It didn’t end there. Two days later we backed up to film at the National Gallery of Australia. Apparently the Channel 9 Execs wanted to inject some “Culcha” by featuring the wonderful “Know My Name” exhibition, which celebrates the work of female artists. I spent a happy hour wandering about, gazing vacantly through the cameraman at the lovely artworks behind him… hilarious! Some of those shots are lovely though. My favourite is the scene we filmed as an afterthought for a bit of fun… I slowly rotated around on the spot while the lighting and cameraman chased me around in a circle to get a cool spinning effect in the background (kudos to Stu the lighting guy, whose arms must have ached for days after shoulder-pressing that light all afternoon).
Considering the hours of footage we filmed and wonderful information collected, I admit to some disappointment that so little of it made the cut. My son and several patients interviewed were completely left out, sacrificed to tight programming schedules and network agendas. Important informative content was also edited out: a missed opportunity, I think.
The show did achieve a great deal however: it raised awareness about the prevalence and significance of symptoms in perimenopause and menopause; it highlighted the overstated risks and negative bias towards hormonal therapy; it also helped thousands of women to realise that they are not going mad, that what they are feeling is common and treatable, and that they can find the help they need. I may not be ready to trade my home office for a TV studio just yet, but the positive outcomes for menopausal women definitely made it all worthwhile.
If you can’t find the professional help you need for your menopause or perimenopausal symptoms then book a Telehealth consultation with an expert WellFemme menopause doctor.

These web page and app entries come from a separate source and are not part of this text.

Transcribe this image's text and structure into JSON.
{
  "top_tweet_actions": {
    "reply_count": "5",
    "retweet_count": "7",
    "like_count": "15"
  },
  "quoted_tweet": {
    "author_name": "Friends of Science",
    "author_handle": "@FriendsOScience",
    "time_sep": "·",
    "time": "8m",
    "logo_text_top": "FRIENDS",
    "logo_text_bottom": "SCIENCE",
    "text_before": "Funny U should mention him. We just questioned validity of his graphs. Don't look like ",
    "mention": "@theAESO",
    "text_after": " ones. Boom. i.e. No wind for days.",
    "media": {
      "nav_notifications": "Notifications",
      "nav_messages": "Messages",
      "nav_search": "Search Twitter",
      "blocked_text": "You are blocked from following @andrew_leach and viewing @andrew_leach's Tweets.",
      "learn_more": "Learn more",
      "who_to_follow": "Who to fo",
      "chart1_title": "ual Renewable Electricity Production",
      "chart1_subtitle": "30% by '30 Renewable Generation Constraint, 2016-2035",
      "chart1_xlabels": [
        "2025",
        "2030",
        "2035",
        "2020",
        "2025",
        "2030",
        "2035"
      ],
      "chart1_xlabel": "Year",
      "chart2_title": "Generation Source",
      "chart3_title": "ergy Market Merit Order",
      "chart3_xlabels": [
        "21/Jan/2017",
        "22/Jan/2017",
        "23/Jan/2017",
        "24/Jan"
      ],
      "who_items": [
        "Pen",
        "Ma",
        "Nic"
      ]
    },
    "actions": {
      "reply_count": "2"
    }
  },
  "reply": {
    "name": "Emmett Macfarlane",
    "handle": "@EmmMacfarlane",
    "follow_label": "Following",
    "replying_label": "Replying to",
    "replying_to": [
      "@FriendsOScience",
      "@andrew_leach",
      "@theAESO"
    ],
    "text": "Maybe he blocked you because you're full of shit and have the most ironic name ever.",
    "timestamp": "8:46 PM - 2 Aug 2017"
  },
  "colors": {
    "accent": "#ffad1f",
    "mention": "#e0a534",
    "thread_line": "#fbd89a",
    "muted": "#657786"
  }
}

WellFemme is Australia’s first dedicated Telehealth menopause clinic, servicing locations nationwide including: Melbourne, Sydney, Adelaide, Darwin, Perth, Hobart, Brisbane, Dubbo, Bendigo, Broken Hill, Broome, Alice Springs, Launceston, Cairns, Mildura, Lightning Ridge, Kalgoorlie, Albany, Toowoomba, Charleville, Port Headland, Katherine, Ballarat, Coober Pedy, Bourke, Albury… and your place! 🙂